Director Rob Marshall has lots of fun with this film adaptation of the award-winning Broadway musical, as do the stellar cast of actors who belt out Stephen Sondheim’s original tunes with zeal. Standing out among her peers is Emily Blunt as wife to James Corden’s down-to-earth but troubled baker, who is sent on a mission to retrieve four magical items in order to lift a curse that has been placed on his family by a blue-haired witch (Meryl Streep).

Corden may at first appear to be a strange choice to lead this ensemble cast, but he does a fine job in his role and his narration of this dark amalgamation of Brothers Grimm fairy tales is endearing. He brings a sincerity which a younger audience should appreciate.
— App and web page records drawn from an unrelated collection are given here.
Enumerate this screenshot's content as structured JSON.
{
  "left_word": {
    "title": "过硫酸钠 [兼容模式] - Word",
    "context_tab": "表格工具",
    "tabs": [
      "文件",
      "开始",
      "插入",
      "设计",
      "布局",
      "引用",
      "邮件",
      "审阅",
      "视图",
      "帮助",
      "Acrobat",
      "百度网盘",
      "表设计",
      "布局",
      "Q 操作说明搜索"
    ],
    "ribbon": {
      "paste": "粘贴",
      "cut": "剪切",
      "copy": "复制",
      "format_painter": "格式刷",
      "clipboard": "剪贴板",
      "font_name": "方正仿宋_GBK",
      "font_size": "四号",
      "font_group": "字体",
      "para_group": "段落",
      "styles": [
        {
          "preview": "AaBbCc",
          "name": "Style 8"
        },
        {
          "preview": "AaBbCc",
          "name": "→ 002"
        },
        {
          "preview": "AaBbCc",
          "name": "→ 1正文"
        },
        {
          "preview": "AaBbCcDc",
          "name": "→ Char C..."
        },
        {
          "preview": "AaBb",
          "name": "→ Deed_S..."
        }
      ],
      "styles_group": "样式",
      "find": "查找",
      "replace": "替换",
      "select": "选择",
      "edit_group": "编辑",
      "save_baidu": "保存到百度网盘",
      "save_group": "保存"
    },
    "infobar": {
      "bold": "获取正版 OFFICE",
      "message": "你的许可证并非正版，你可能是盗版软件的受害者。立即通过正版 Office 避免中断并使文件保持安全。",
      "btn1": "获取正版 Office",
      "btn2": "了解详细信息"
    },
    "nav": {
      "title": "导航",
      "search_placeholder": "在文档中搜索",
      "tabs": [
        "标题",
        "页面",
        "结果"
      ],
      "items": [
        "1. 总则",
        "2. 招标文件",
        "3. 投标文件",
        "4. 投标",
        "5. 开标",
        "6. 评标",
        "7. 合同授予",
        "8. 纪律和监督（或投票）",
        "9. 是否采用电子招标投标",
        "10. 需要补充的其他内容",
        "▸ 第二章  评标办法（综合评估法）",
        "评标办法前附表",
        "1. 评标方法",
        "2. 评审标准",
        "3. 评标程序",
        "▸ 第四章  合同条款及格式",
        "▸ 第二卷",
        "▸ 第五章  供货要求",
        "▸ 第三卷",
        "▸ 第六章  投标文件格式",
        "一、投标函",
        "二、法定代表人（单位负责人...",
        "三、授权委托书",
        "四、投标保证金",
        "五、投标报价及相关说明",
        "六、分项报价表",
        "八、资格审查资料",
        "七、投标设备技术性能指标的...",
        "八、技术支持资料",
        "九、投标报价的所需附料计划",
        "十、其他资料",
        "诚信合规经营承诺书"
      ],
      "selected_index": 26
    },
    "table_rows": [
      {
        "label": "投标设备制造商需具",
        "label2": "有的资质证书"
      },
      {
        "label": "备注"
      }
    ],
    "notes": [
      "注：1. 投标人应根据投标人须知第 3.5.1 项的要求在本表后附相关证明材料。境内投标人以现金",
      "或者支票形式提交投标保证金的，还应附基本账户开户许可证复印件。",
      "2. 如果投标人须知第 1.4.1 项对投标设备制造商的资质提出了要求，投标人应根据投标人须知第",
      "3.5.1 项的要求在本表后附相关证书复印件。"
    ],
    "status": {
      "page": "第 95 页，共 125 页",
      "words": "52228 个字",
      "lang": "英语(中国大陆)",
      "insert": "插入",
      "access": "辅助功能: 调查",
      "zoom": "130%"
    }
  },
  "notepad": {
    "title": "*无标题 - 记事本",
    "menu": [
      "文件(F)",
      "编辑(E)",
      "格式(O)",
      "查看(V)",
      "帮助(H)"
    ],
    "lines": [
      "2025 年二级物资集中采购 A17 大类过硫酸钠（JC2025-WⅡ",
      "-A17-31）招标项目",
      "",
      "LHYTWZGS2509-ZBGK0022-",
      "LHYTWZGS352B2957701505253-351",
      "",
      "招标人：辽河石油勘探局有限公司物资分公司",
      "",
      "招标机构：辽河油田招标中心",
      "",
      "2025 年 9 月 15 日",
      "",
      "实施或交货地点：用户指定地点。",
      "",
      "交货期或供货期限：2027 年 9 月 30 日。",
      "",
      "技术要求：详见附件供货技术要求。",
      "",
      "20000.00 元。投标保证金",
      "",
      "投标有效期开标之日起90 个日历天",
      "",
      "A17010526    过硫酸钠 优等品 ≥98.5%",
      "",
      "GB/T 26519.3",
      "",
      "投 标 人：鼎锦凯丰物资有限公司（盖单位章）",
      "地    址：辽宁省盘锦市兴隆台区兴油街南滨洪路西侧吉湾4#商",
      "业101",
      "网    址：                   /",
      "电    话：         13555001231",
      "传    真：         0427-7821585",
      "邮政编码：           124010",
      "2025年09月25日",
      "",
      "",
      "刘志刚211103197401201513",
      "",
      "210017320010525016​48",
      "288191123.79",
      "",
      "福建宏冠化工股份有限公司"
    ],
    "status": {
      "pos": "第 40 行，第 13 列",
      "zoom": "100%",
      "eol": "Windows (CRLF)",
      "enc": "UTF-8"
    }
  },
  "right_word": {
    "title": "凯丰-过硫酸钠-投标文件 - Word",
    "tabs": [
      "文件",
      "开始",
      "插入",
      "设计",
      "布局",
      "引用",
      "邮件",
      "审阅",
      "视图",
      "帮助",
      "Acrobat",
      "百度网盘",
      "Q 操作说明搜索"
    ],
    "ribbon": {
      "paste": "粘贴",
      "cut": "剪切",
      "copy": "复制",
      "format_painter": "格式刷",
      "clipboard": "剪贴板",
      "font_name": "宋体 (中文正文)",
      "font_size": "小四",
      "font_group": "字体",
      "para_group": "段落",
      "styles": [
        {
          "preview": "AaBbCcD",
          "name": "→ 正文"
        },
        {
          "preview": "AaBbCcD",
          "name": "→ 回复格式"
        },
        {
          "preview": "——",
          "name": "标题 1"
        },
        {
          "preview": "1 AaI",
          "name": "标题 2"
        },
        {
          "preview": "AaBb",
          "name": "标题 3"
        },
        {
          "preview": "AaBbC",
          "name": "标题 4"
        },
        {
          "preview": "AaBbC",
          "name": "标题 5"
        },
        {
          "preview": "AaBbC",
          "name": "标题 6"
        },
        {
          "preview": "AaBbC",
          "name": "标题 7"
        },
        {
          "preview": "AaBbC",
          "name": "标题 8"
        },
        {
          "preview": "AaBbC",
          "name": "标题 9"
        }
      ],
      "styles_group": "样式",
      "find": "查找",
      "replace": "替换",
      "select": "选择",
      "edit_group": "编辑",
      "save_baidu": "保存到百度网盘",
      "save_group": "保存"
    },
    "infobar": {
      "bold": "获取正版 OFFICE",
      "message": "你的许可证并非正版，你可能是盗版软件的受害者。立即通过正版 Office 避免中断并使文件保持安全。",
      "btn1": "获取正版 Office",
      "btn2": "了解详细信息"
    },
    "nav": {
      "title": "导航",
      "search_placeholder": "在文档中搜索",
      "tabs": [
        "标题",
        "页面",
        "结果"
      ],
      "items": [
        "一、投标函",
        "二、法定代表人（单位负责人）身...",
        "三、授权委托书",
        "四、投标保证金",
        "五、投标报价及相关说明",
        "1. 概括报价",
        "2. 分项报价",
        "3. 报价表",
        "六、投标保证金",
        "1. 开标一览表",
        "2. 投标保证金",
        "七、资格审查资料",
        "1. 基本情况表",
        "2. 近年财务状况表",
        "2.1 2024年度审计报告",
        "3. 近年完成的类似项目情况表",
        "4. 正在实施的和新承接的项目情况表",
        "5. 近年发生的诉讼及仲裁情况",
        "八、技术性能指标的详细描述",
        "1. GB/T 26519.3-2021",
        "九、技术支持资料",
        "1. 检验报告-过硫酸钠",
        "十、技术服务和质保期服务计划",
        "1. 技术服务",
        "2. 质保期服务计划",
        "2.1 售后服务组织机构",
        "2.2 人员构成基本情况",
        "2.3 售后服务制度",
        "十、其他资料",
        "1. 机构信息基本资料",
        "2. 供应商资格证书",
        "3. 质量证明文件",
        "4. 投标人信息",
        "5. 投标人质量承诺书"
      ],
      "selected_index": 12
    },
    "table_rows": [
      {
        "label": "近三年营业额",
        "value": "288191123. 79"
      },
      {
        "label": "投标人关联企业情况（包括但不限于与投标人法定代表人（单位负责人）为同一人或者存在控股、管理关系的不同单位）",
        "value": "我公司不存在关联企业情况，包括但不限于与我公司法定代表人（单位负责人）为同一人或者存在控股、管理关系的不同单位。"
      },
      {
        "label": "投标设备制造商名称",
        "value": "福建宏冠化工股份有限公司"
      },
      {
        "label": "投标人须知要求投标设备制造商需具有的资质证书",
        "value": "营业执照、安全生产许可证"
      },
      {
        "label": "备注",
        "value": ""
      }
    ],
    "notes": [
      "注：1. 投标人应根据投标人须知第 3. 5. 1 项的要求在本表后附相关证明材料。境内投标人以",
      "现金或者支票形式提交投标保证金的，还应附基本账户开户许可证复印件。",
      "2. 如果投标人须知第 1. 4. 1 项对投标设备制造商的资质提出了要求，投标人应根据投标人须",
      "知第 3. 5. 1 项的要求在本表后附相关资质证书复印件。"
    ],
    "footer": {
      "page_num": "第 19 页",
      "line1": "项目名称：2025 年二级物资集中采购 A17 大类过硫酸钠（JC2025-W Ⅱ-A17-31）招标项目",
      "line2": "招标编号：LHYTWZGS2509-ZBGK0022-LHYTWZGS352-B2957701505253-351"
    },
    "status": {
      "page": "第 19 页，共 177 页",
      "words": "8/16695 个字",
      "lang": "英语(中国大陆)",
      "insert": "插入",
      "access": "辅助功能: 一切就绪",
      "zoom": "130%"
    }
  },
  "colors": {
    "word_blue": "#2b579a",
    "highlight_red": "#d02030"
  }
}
Meanwhile, Chris Pine is fantastic as the arrogant Prince Charming, and provides one of the most amusing highlights in the form of a sing-off with Rapunzel’s prince in a one-upmanship tune. Streep is as brilliant as ever at being evil, and Anna Kendrick manages the role of the indecisive Cinderella with her usual elegance.

Young newcomer Lilla Crawford may overdo it as a greedy Red Riding Hood, but the bad attitude of her character brings to mind Denise Nickerson’s bubble-gum chewing Violet Beauregarde from Willy Wonka & The Chocolate Factory which shares many of the themes seen in Into The Woods.

The costume design from Colleen Atwood brings with it a theatricality that is intrinsic to the core of the film. Johnny Depp’s big bad wolf costume in particular exhibits a sense of creativity that does away with the need for CGI. The location shooting in the ancient Ashridge Estate adds to the nightmarish ambience, and provides a suitably threatening backdrop for the characters’ existential crises to play out on.

In keeping with the source material, its themes of being careful what you wish for, unconditional love and greed are handled in an accessible manner, with the final twist being as gloomy as necessary. The only thing that occasionally lets this entertaining adventure down is its need to hammer home its various fairy tale-typical points.